Antique North Eastern Huron Snowshoes
c. 1900 – 20th century
Wood, Babiche, Metal (nails)
37”l x 11 1/16”w x 2 5/16”h
© Vintage Winter

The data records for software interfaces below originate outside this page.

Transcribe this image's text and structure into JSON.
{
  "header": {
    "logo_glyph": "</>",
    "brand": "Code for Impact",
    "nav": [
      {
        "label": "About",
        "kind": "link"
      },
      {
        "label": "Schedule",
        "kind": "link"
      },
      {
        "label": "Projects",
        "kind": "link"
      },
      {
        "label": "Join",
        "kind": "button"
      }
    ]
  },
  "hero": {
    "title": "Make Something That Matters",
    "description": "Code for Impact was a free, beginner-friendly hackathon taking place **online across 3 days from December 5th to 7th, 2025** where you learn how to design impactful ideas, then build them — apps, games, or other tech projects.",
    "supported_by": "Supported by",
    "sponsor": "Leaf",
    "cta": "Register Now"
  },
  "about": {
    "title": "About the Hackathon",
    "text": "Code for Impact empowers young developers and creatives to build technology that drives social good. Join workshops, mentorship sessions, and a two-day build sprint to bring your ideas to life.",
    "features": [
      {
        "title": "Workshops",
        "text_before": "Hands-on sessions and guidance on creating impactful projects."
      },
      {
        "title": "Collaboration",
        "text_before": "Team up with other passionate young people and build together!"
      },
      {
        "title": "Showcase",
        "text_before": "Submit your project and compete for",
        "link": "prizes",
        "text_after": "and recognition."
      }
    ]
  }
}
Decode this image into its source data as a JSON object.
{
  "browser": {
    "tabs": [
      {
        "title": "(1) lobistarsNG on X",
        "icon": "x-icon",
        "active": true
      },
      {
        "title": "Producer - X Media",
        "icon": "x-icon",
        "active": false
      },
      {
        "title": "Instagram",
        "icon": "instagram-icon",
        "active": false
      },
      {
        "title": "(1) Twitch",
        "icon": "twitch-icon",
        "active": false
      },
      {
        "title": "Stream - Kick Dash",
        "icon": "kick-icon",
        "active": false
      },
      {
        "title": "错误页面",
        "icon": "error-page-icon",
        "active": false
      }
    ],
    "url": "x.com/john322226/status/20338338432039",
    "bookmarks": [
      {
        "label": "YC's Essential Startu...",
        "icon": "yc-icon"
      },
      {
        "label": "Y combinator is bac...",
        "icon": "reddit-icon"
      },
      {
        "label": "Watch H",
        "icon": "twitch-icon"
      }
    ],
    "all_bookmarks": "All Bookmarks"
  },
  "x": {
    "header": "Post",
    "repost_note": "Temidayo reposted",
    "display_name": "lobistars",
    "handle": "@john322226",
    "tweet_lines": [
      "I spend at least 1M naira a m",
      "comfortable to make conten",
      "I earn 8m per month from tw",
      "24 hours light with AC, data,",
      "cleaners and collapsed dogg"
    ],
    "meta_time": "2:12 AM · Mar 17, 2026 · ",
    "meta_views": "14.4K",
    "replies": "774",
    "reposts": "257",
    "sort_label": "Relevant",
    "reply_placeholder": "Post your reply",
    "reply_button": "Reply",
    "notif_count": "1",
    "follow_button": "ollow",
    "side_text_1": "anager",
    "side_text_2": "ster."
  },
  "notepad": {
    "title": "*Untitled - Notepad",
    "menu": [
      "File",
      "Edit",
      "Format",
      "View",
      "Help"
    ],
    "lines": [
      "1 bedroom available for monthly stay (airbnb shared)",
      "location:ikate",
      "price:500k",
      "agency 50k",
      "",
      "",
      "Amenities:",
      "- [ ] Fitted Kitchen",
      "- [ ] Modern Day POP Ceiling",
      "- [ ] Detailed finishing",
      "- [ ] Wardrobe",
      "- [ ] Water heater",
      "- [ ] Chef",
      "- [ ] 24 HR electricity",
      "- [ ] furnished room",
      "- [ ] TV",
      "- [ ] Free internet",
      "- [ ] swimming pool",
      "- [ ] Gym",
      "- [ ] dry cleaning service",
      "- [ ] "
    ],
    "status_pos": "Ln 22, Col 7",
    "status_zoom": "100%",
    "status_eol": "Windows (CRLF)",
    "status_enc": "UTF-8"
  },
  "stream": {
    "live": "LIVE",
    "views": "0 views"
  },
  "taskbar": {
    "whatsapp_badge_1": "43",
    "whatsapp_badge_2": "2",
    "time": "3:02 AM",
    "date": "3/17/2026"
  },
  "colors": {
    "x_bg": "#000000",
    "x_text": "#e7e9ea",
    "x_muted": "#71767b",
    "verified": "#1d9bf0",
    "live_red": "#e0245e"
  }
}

A wonderful set of snowshoes in the Huron/ Algonquin shape with what appears to be either caribou, moose or young deer hide lacing. You will notice that the bibiche is outer wrapped only on the mid section and does not appear on the tails or tips, suggesting the snowshoes were crafted for transportation in not only winter but spring and fall as well. True winter snowshoes, like those seen in the far northern tribes have outer bibiche throughout. The snowshoe tips/front end/nose are slightly bent up, classic of Huron/ Algonquin design as well as the incorporation of a long tail and both toe and heel bars. Remnants of red Pom Poms on the outer frame, are in this case, made from yarn or wool, a long ago tradition with roots both in utilitarianism as well as ceremonial purposes. Many First Nation peoples would affix hair from their prey in hopes to, if down wind from the animal, confuse them with the lingering hair smell. The Pom Poms were also said to be an important feature for prominent Chiefs and hunters seeking a spiritual and respectful relationship with the hunted animal and the earth. In some references, the color of the tuft/pom designated one tribe from another. Most native snowshoes were crafted by both sexes; typically reserving the tanning, hide preparation and weaving for the women and the falling of the trees, splitting wood and snowshoe frame construction for the men. In this case the lacing appears to be woven by a skilled Native American/ First Nation; many of whom were later employed by modernized snowshoe manufacturers. The size of the snowshoes suggest they were designed for a traditionally framed male or larger female. The toe holes aft of the toe cord is in a size that befits a medium sized foot as well as the length and width of the shoe. Overall a wonderful set of snowshoes with untold stories to tell.